Hip resurfacing has in recent years become increasingly popular as an arthroplasty technique, particularly amongst younger patients with more active lifestyles. The procedure has been heralded as a more conservative option, aimed at those wishing to continue strenuous work and recreational activities. Little evidence has appeared in the literature however, either with the results of resurfacing or comparing resurfacing to conventional total hip arthroplasty.

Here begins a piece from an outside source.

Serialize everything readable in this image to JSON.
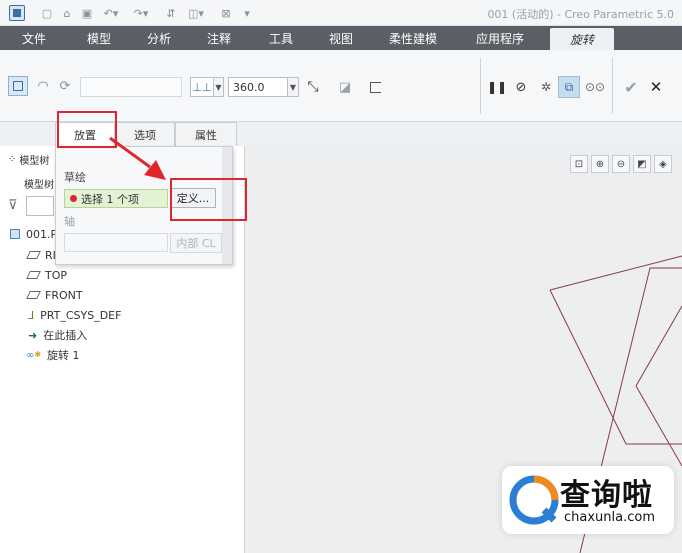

We compare the outcomes of a consecutive series of hybrid hip resurfacings against a similar series of conventional hybrid hip arthroplasties. In our series there was no difference in operation time, blood loss, or modified Harris Hip score at 12 months postoperatively. There was a small decrease in length of stay, which was not clinically significant. We conclude that whilst it has been previously shown that there is an overall preservation of bone stock following resurfacing arthroplasty, there is no evidence to back additional claimed benefits. (Hip International 2004; 14: 169-73)